From the jokes on set to the editing room, how collaborative is that part of the filmmaking process?

Hugely, hugely collaborative. You’re always getting input, you always have to, you want people weighing in if you want to be kind of honest. If it’s such a free-for-all that there’s no one in charge, you don’t want that either, but we’ve done our work. The script’s there and I’m there to just guard it.

What about, obviously the studio, Universal, has had a great working relationship with Judd Apatow. How much impact did they have? Were they completely hands off?

That’s where working with Judd is so great. He’s got such a trust with them and such a process that they trust, they give great notes. They will weigh in with stuff and will have ideas and stuff and it’s great, but they are never, I’ve never had a better relationship or experience with them at the studio because they trust us. But they trust us because we’re doing good stuff and we’re working it harder than a lot of filmmakers. A lot of people in general are just kind of like, “This is it, I’m gonna do it, don’t touch it. Don’t touch it.” So there’s a feeling that there’s a finite thing that’s being executed where they’re like, “Well what if it doesn’t work?” versus, we’re just generating so much stuff, they’re watching the dailies going, “Oh my God, a gazillion jokes are coming in.” So there’s never a shortage. That’s why they can cut all of these trailers where none of the jokes in it are in the movie.

Which I love. Because you’re just never waiting for that moment from the trailer to pop up.

And I love it to. I was like, “We have a joke from the trailer that’s from the movie, oh shoot, can we put something else in?” As long as you know you have the goods in the film. Because I get worried sometimes that people get mad that a joke’s not in, but as long as they’re laughing, then I don’t think they care what joke they’re hearing.

Just from that marketing standpoint also, have you had any concerns about how, because when you see an all-female cast there is possibly some, like the male audience might not necessarily be involved, but at the same time, the humor, which I mentioned earlier, is very guy-oriented. Do you think that it’s going to bring in the male audiences?

We just try to make it as funny as we can, and it just happens to be a group of very funny women in it. We never face it like it’s a women’s movie or it’s a men’s movie. We definitely knew, look we’re going to call it “bridesmaids,” so it was literally like, we know that we are gonna have a strong female appeal because we have a strong female cast, so let’s not try to divvy it up. We didn’t want to divvy it up or pretend it’s for guys so that women are like, “Ugh I don’t want to see it.” You call a spade a spade, at the end of the day, it’s like yeah, this is about, so we want the women to come. So I figured like, let’s go hard after, just, the two quads of the four quads in the situation.

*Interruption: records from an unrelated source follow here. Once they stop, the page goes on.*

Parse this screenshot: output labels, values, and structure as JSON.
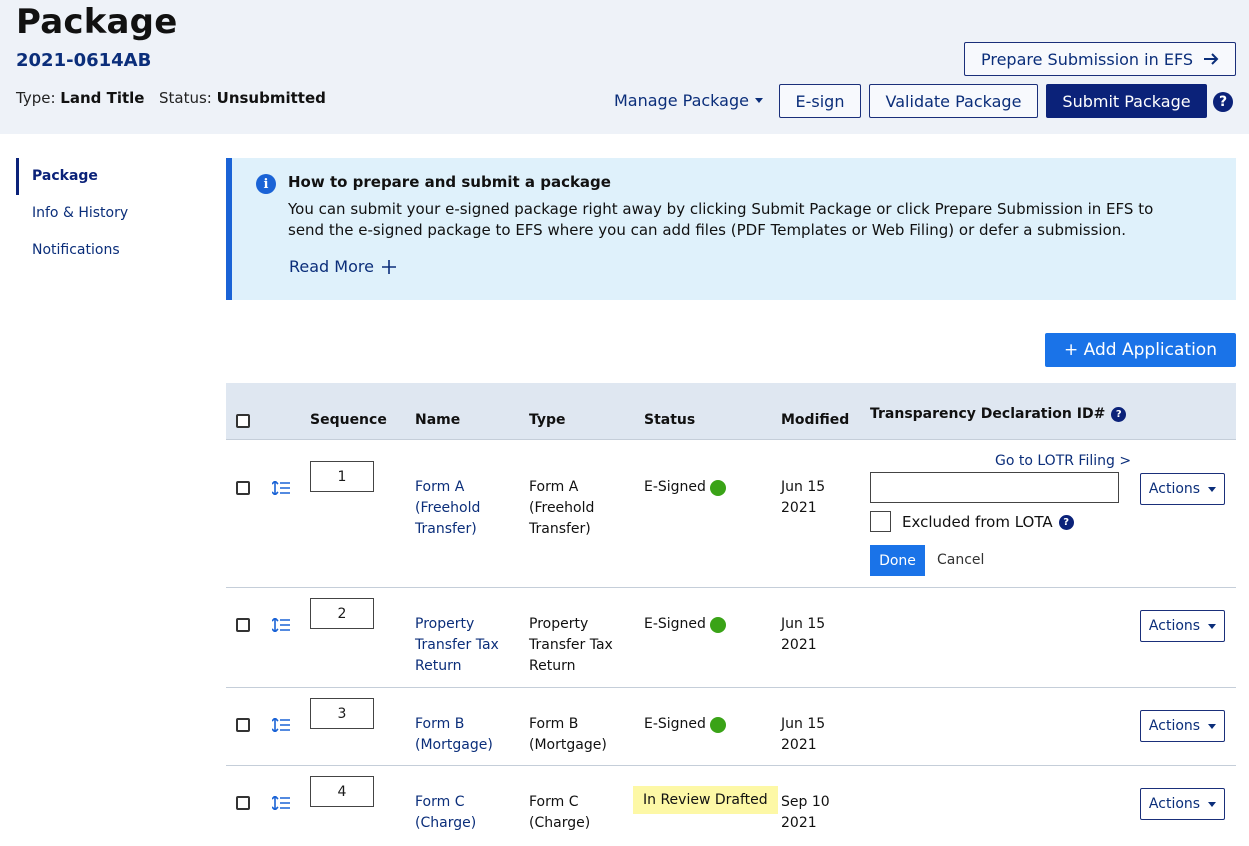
{
  "header": {
    "title": "Package",
    "package_id": "2021-0614AB",
    "type_label": "Type:",
    "type_value": "Land Title",
    "status_label": "Status:",
    "status_value": "Unsubmitted",
    "prepare_button": "Prepare Submission in EFS",
    "manage_package": "Manage Package",
    "esign_button": "E-sign",
    "validate_button": "Validate Package",
    "submit_button": "Submit Package",
    "help_glyph": "?"
  },
  "sidebar": {
    "items": [
      {
        "label": "Package",
        "active": true
      },
      {
        "label": "Info & History",
        "active": false
      },
      {
        "label": "Notifications",
        "active": false
      }
    ]
  },
  "info": {
    "icon_glyph": "i",
    "title": "How to prepare and submit a package",
    "body": "You can submit your e-signed package right away by clicking Submit Package or click Prepare Submission in EFS to send the e-signed package to EFS where you can add files (PDF Templates or Web Filing) or defer a submission.",
    "read_more": "Read More"
  },
  "add_application_button": "+ Add Application",
  "table": {
    "headers": {
      "sequence": "Sequence",
      "name": "Name",
      "type": "Type",
      "status": "Status",
      "modified": "Modified",
      "transparency": "Transparency Declaration ID#"
    },
    "rows": [
      {
        "sequence": "1",
        "name_line1": "Form A",
        "name_line2": "(Freehold",
        "name_line3": "Transfer)",
        "type_line1": "Form A",
        "type_line2": "(Freehold",
        "type_line3": "Transfer)",
        "status": "E-Signed",
        "modified_line1": "Jun 15",
        "modified_line2": "2021",
        "actions": "Actions"
      },
      {
        "sequence": "2",
        "name_line1": "Property",
        "name_line2": "Transfer Tax",
        "name_line3": "Return",
        "type_line1": "Property",
        "type_line2": "Transfer Tax",
        "type_line3": "Return",
        "status": "E-Signed",
        "modified_line1": "Jun 15",
        "modified_line2": "2021",
        "actions": "Actions"
      },
      {
        "sequence": "3",
        "name_line1": "Form B",
        "name_line2": "(Mortgage)",
        "name_line3": "",
        "type_line1": "Form B",
        "type_line2": "(Mortgage)",
        "type_line3": "",
        "status": "E-Signed",
        "modified_line1": "Jun 15",
        "modified_line2": "2021",
        "actions": "Actions"
      },
      {
        "sequence": "4",
        "name_line1": "Form C",
        "name_line2": "(Charge)",
        "name_line3": "",
        "type_line1": "Form C",
        "type_line2": "(Charge)",
        "type_line3": "",
        "status": "In Review Drafted",
        "modified_line1": "Sep 10",
        "modified_line2": "2021",
        "actions": "Actions"
      }
    ],
    "lotr_link": "Go to LOTR Filing >",
    "transparency_input_value": "",
    "excluded_label": "Excluded from LOTA",
    "done_button": "Done",
    "cancel_button": "Cancel"
  },
  "colors": {
    "navy": "#0b2279",
    "link": "#0b2e7a",
    "primary_blue": "#1a73e8",
    "info_bg": "#dff1fb",
    "header_bg": "#eef2f8",
    "signed_green": "#3aa317",
    "review_yellow": "#fdf8a6"
  }
}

Knowing that we have a funny movie, if women really want to see it, they’re gonna drag the boyfriends and the husbands. To me the touchstone was always Devil Wears Prada. As a movie, on first glance, I’m like, “Eh I don’t know if I want to see that.” Then when I saw it I was like, “Holy shit, this is such a good movie that’s not a chick flick, it’s for everybody. It’s a work situation and drama.” So that’s what we tried to do with this.

Eric Eisenberg
Assistant Managing Editor

NJ native who calls LA home and lives in a Dreamatorium. A decade-plus CinemaBlend veteran who is endlessly enthusiastic about the career he’s dreamt of since seventh grade.